My conversation with Enzo Silon Surin appeared in the The Rumpus in August. Here’s one of the poems from his book When My Body Was a Clinched Fist, out now from Black Lawrence Press.
Here’s a poem from the book.
Outside Papi’s Bodega, young boy in
summer’s native garb—white tank-top,
doorag’s a smooth blue crown garnishing
the stubbles of a week-old fade—regulates
a stereo knob while sitting shotgun
in a chromed-wheel Escalade—the ghost
of Tupac Shakur magnified in a subwoofer
like an opus—as long as
music’s kept all’s good where we come
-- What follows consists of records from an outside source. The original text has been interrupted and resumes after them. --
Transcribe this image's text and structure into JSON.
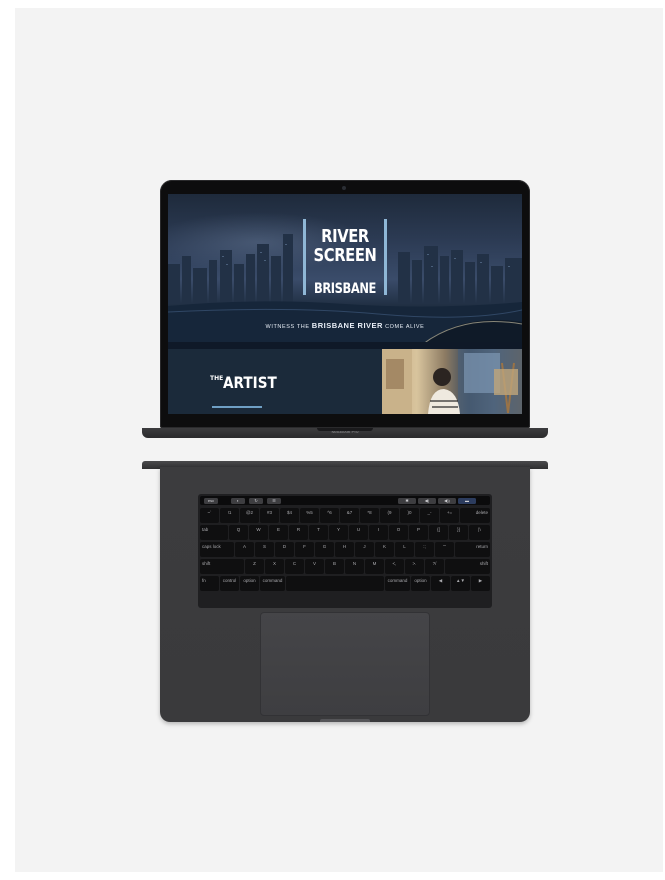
{
  "website": {
    "brand_line1": "RIVER",
    "brand_line2": "SCREEN",
    "brand_line3": "BRISBANE",
    "tagline_prefix": "WITNESS THE",
    "tagline_bold": "BRISBANE RIVER",
    "tagline_suffix": "COME ALIVE",
    "section_small": "THE",
    "section_big": "ARTIST"
  },
  "laptop": {
    "model_label": "MacBook Pro"
  },
  "touchbar": {
    "left": [
      "esc",
      "◐",
      "↻",
      "☰"
    ],
    "right": [
      "✱",
      "◀)",
      "◀))",
      "▬"
    ]
  },
  "keyboard": {
    "row1": [
      "~`",
      "!1",
      "@2",
      "#3",
      "$4",
      "%5",
      "^6",
      "&7",
      "*8",
      "(9",
      ")0",
      "_-",
      "+=",
      "delete"
    ],
    "row2": [
      "tab",
      "Q",
      "W",
      "E",
      "R",
      "T",
      "Y",
      "U",
      "I",
      "O",
      "P",
      "{[",
      "}]",
      "|\\"
    ],
    "row3": [
      "caps lock",
      "A",
      "S",
      "D",
      "F",
      "G",
      "H",
      "J",
      "K",
      "L",
      ":;",
      "\"'",
      "return"
    ],
    "row4": [
      "shift",
      "Z",
      "X",
      "C",
      "V",
      "B",
      "N",
      "M",
      "<,",
      ">.",
      "?/",
      "shift"
    ],
    "row5": [
      "fn",
      "control",
      "option",
      "command",
      "",
      "command",
      "option",
      "◀",
      "▲▼",
      "▶"
    ]
  },
  "colors": {
    "accent": "#8fb7d6",
    "page_band": "#1b2a3a"
  }
}
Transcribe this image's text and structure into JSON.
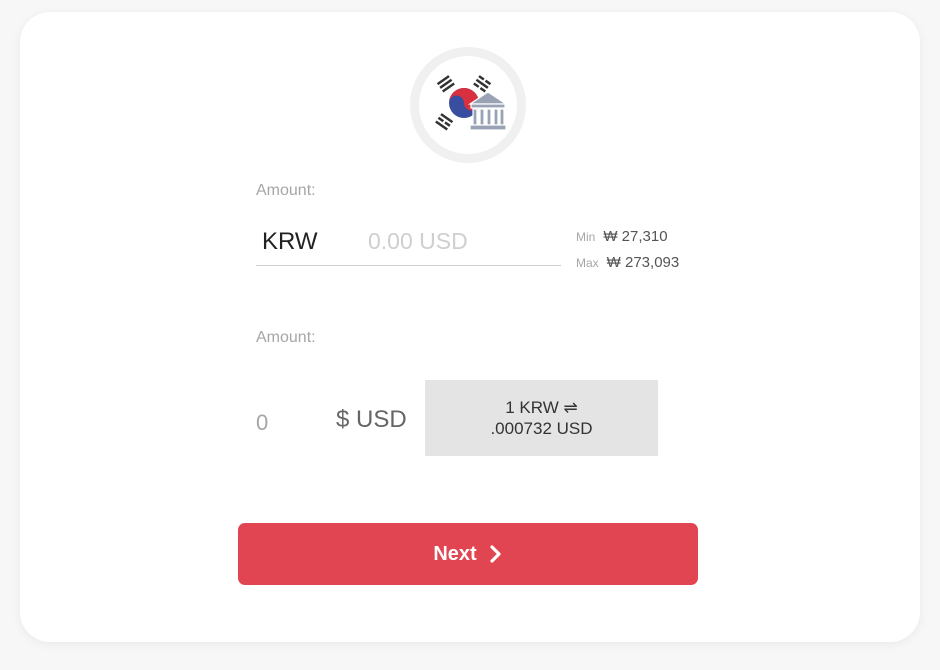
{
  "logo": {
    "icon": "korea-flag-bank-icon"
  },
  "from": {
    "label": "Amount:",
    "currency": "KRW",
    "placeholder": "0.00 USD",
    "min_label": "Min",
    "min_value": "₩ 27,310",
    "max_label": "Max",
    "max_value": "₩ 273,093"
  },
  "to": {
    "label": "Amount:",
    "value": "0",
    "currency": "$ USD"
  },
  "rate": {
    "line1": "1 KRW ⇌",
    "line2": ".000732 USD"
  },
  "actions": {
    "next_label": "Next",
    "next_icon": "chevron-right-icon",
    "next_color": "#e04551"
  }
}
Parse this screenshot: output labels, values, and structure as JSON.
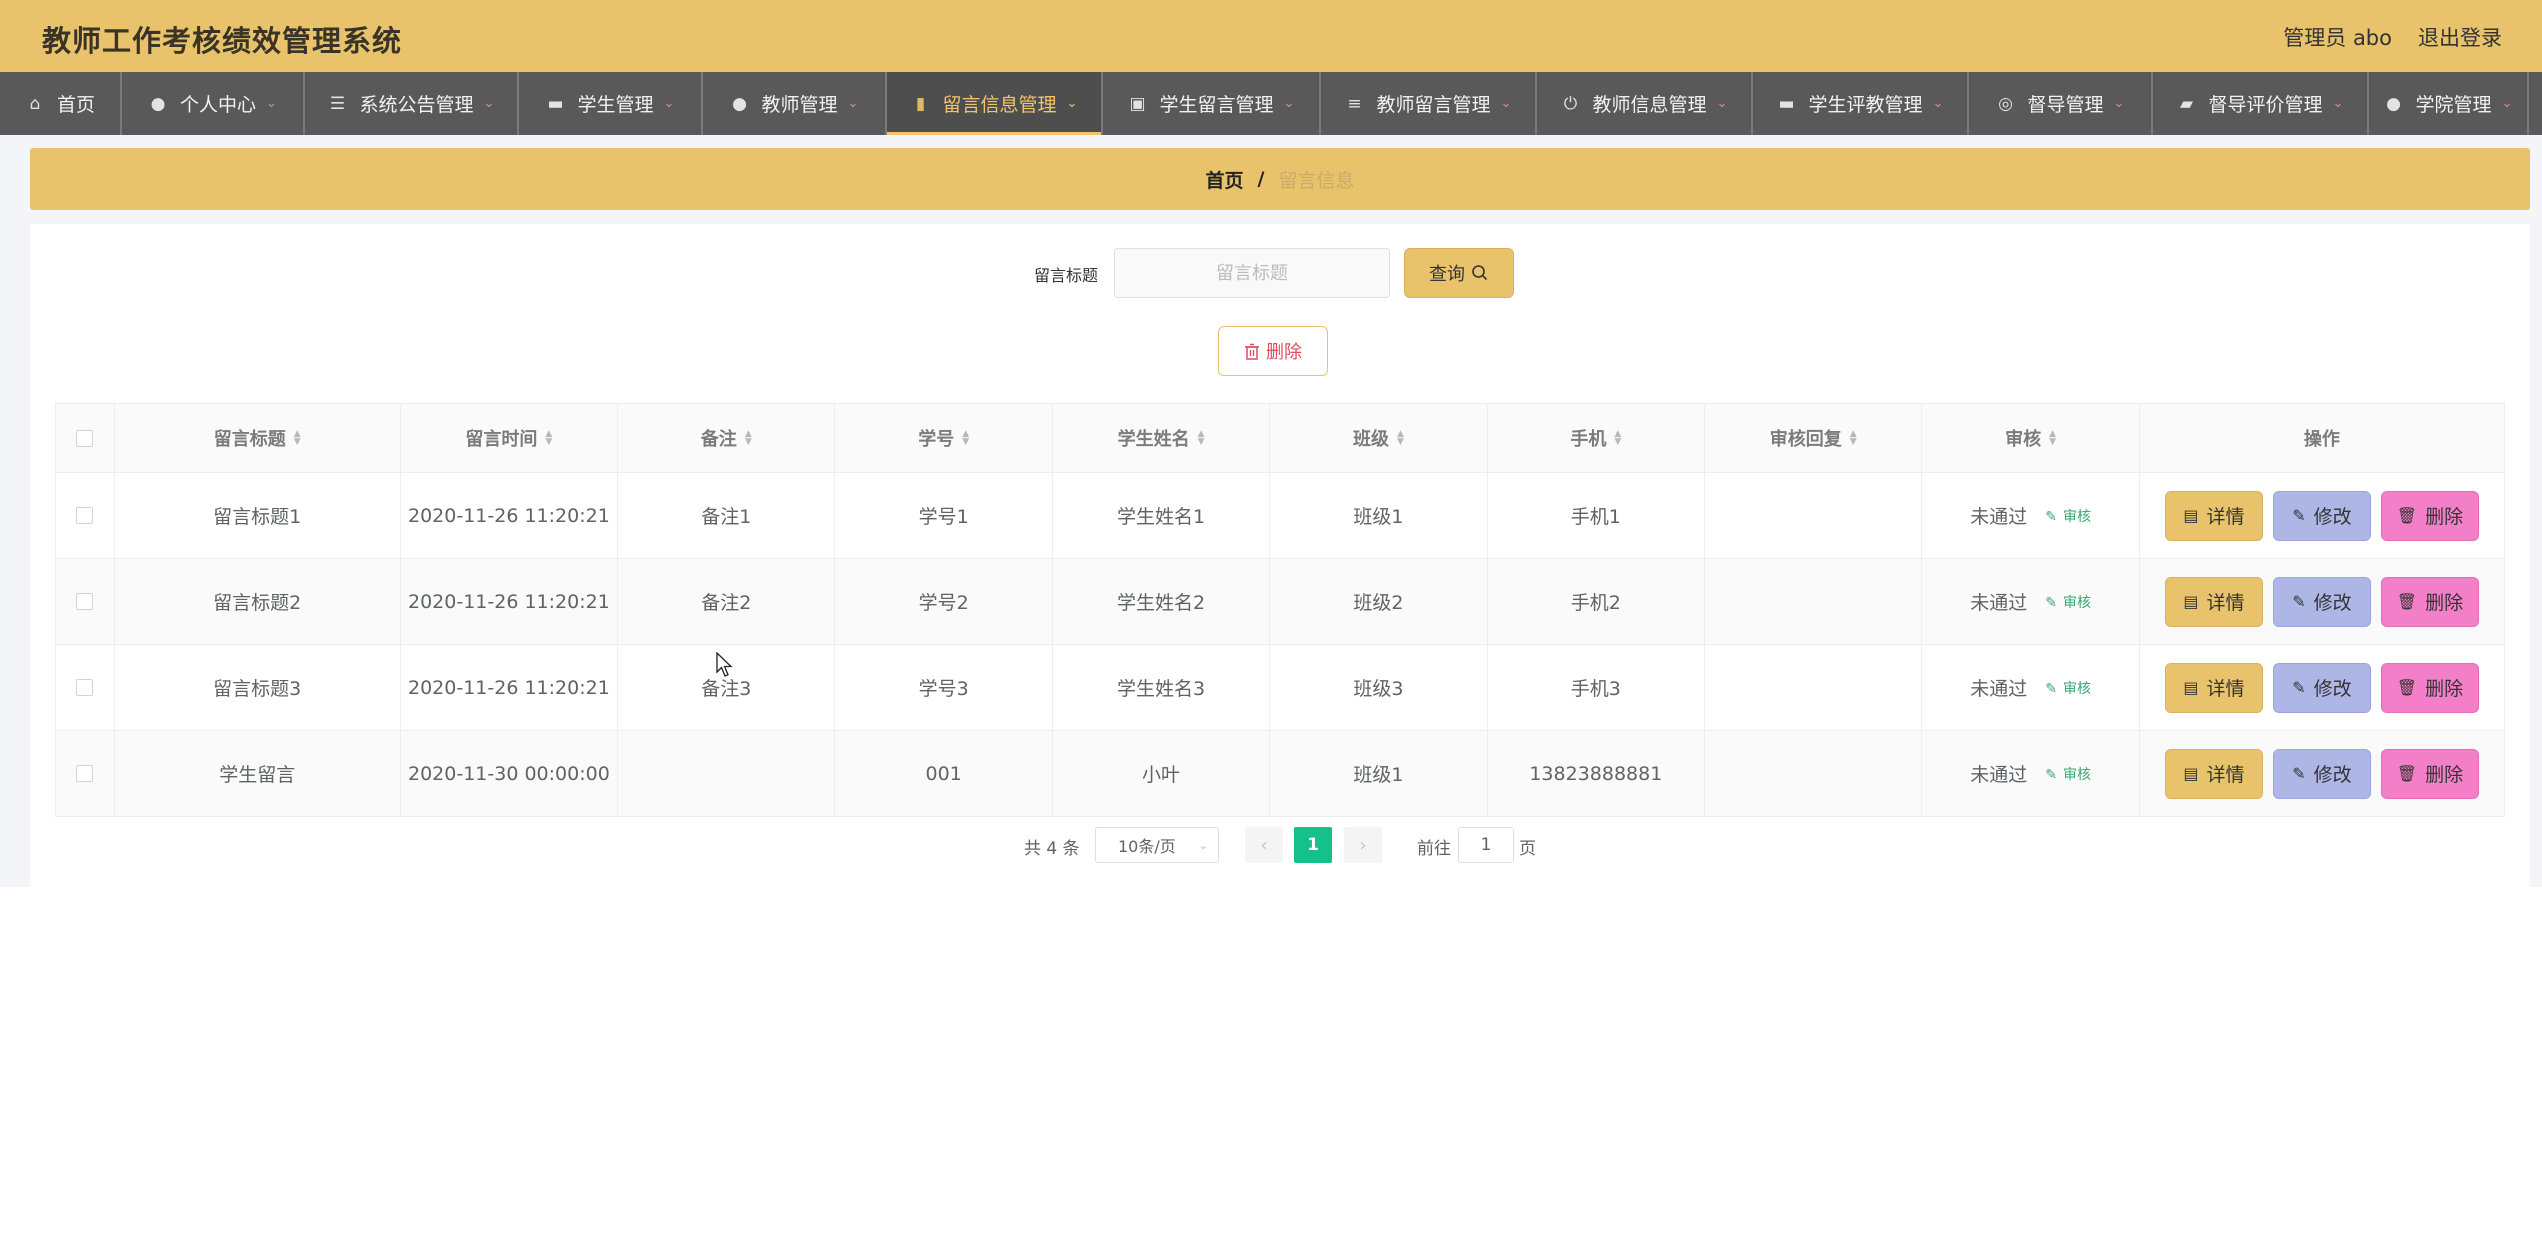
{
  "header": {
    "title": "教师工作考核绩效管理系统",
    "user_label": "管理员 abo",
    "logout_label": "退出登录"
  },
  "nav": {
    "items": [
      {
        "label": "首页",
        "icon": "home-icon",
        "caret": false
      },
      {
        "label": "个人中心",
        "icon": "user-icon",
        "caret": true
      },
      {
        "label": "系统公告管理",
        "icon": "sliders-icon",
        "caret": true
      },
      {
        "label": "学生管理",
        "icon": "chat-icon",
        "caret": true
      },
      {
        "label": "教师管理",
        "icon": "location-icon",
        "caret": true
      },
      {
        "label": "留言信息管理",
        "icon": "bar-chart-icon",
        "caret": true,
        "active": true
      },
      {
        "label": "学生留言管理",
        "icon": "clipboard-icon",
        "caret": true
      },
      {
        "label": "教师留言管理",
        "icon": "list-icon",
        "caret": true
      },
      {
        "label": "教师信息管理",
        "icon": "power-icon",
        "caret": true
      },
      {
        "label": "学生评教管理",
        "icon": "monitor-icon",
        "caret": true
      },
      {
        "label": "督导管理",
        "icon": "globe-icon",
        "caret": true
      },
      {
        "label": "督导评价管理",
        "icon": "camera-icon",
        "caret": true
      },
      {
        "label": "学院管理",
        "icon": "person-icon",
        "caret": true
      }
    ]
  },
  "breadcrumb": {
    "home": "首页",
    "separator": "/",
    "current": "留言信息"
  },
  "search": {
    "label": "留言标题",
    "placeholder": "留言标题",
    "query_label": "查询",
    "delete_label": "删除"
  },
  "table": {
    "columns": [
      "留言标题",
      "留言时间",
      "备注",
      "学号",
      "学生姓名",
      "班级",
      "手机",
      "审核回复",
      "审核",
      "操作"
    ],
    "rows": [
      {
        "title": "留言标题1",
        "time": "2020-11-26 11:20:21",
        "remark": "备注1",
        "student_no": "学号1",
        "student_name": "学生姓名1",
        "class": "班级1",
        "phone": "手机1",
        "reply": "",
        "status": "未通过"
      },
      {
        "title": "留言标题2",
        "time": "2020-11-26 11:20:21",
        "remark": "备注2",
        "student_no": "学号2",
        "student_name": "学生姓名2",
        "class": "班级2",
        "phone": "手机2",
        "reply": "",
        "status": "未通过"
      },
      {
        "title": "留言标题3",
        "time": "2020-11-26 11:20:21",
        "remark": "备注3",
        "student_no": "学号3",
        "student_name": "学生姓名3",
        "class": "班级3",
        "phone": "手机3",
        "reply": "",
        "status": "未通过"
      },
      {
        "title": "学生留言",
        "time": "2020-11-30 00:00:00",
        "remark": "",
        "student_no": "001",
        "student_name": "小叶",
        "class": "班级1",
        "phone": "13823888881",
        "reply": "",
        "status": "未通过"
      }
    ],
    "audit_label": "审核",
    "detail_label": "详情",
    "edit_label": "修改",
    "delete_label": "删除"
  },
  "pagination": {
    "total_text": "共 4 条",
    "page_size": "10条/页",
    "current_page": "1",
    "goto_prefix": "前往",
    "goto_value": "1",
    "goto_suffix": "页"
  },
  "colors": {
    "accent": "#e8c36c",
    "nav_bg": "#595959",
    "active_nav": "#f3c46a",
    "edit_btn": "#aeb6e6",
    "delete_btn": "#f27fc8",
    "page_active": "#16c08a"
  }
}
from. If only a glare didn’t easily stumble—
if only manhood wasn’t tenured with black
powder in metal capsules, brown boys, free
to chase arcade mortality, wouldn’t have to
warily long for a ghetto’s heaven or if grief,
inherited each day they step into the a.m.,
would follow them into an afterlife.
But corners often treble the soul, a cold hope
in the fold & on Winthrop and Thorndale
the sidewalk pleats, stumbles a man in hooded sweatshirt
and blood-sodden jeans, fresh breaths
breaching his lungs—if only keeping eyes off
the karma and on the prize was what made this
world go ’round, it would be what was always
wanted—any landscape better than what’s here
—where on most nights, a native glare renders
a chamber empty as winter flower boxes.
From When My Body Was a Clinched Fist. Black Lawrence Press, 2020. Reprinted with permission from the poet.